                    Because testing and debugging a change built on top of pile of flakiness is much much much harder than testing and debugging one built on a rock solid foundation.

                    Because as our systems get bigger and bigger built on more and more layers, the probability of one the tens of thousands of very low probability bugs biting us tends to one.

                    As usual, MonkeyUser puts it succinctly… https://www.monkeyuser.com/assets/images/2019/139-mvp.png

                    Which brings me back to fuzzing, I’m using fuzzing and watching the field because of one simple habit.

                    When I start working on an area of code…. I stress the hell out of it, and make it rock solid.

                    Then I start with any enhancements……

                    Then I stress the hell out of my work.

                1. 3

                  IANAL, but consider if FB hadn’t created and distributed the patent grant file. My guess is we would probably be worse off. But creating it draws attention to something normally invisible, because I don’t think any software license automatically protects you from patent litigation.

                  1. 20

                    Also not a lawyer, but Apache 2.0 explicitly mentions patents. As I understand it, it says that you have an automatic grant to all relevant patents owned by all contributors, but if you claim one of your patents is infringed by people using the software, you lose your licence to the software.

                    Compare to the React licence, which says you lose your licence to the software if you sue Facebook over any patent at all, regardless of whether it’s related to React or not.

                    The Apache 2.0 licence is a well-regarded Free Software licence, but the React licence, it seems, is not.

                    1. 5

                      I’ll see myself out. :)

                      1. 9

                        Please don’t remove comments even if they’re incorrect–it makes reading threads later a lot harder.

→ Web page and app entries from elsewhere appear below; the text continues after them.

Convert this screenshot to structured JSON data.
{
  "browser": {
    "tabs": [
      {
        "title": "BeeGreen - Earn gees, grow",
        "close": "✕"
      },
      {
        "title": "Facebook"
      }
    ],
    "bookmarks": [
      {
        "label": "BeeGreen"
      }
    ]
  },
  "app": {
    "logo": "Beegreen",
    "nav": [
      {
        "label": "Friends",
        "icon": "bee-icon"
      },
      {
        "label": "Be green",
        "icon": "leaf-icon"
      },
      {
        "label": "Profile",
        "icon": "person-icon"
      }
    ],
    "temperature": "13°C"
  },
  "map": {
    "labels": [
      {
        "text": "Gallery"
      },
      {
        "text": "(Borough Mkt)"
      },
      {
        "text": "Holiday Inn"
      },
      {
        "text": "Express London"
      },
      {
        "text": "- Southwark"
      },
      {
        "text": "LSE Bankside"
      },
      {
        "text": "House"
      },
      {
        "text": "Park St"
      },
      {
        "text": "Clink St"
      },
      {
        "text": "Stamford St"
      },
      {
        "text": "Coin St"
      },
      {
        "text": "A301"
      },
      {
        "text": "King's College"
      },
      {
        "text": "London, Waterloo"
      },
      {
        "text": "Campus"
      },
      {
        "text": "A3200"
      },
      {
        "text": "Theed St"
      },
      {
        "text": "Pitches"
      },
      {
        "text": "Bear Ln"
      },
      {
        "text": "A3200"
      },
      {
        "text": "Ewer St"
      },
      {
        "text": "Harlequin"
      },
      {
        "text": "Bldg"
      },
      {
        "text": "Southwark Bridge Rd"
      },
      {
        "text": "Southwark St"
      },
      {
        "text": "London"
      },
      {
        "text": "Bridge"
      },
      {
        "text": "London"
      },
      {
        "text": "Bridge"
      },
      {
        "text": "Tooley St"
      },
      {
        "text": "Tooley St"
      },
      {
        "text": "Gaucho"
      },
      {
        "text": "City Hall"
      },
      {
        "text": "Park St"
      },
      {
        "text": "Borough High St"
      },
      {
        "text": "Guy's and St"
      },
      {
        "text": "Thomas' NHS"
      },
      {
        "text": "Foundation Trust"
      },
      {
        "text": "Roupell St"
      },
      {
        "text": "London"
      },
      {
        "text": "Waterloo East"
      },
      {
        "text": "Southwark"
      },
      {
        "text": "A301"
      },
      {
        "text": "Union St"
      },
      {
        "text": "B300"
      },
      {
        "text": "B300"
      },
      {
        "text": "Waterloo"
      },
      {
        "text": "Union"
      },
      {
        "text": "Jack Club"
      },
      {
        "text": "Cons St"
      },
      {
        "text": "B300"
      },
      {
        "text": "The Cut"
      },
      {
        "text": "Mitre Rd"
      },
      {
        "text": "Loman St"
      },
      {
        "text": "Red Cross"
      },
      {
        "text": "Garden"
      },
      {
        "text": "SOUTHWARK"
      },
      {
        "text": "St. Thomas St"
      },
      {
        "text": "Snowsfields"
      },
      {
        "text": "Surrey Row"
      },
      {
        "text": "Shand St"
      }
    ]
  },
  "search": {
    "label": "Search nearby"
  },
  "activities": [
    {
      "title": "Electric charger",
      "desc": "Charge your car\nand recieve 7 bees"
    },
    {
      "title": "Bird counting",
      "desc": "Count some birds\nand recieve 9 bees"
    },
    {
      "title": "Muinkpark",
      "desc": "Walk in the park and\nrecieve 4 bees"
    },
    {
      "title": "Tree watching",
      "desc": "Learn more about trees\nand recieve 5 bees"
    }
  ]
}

                        1. 4

                          OK

                          1. 3

                            But editing a comment to state that you retract it would seem valuable. (Elsewhere I’d propose striking it out, e.g. by enclosing the whole shebang in <s></s>; alas, no strikeouts on Lobsters.)

                        2. 4

                          This is incorrect. If you sue Facebook over any patent at all, it does not terminate your software license. It does terminate the additional patent grant. So the patent grant plus the BSD license gives you strictly more legal protection than the BSD license alone does. The Apache 2.0 license also revokes the patent grant, but not the entire license, if you initiate patent litigation against the copyright holder.

                          See the last question at https://code.facebook.com/pages/850928938376556

                          1. 1

                            Apache 2.0 covers you, but the point still stands for other libraries licensed under licenses such as BSD. I’d presume GPL(v2) also protects you against patents, but this is just an assumption. It would be nice to get confirmation for this from a source that is at least somewhat official (regarding US jurisdiction).

                            1. 1

                              GPLv2 does nothing for patents that MIT or BSD doesn’t. That was one of several reasons for GPLv3.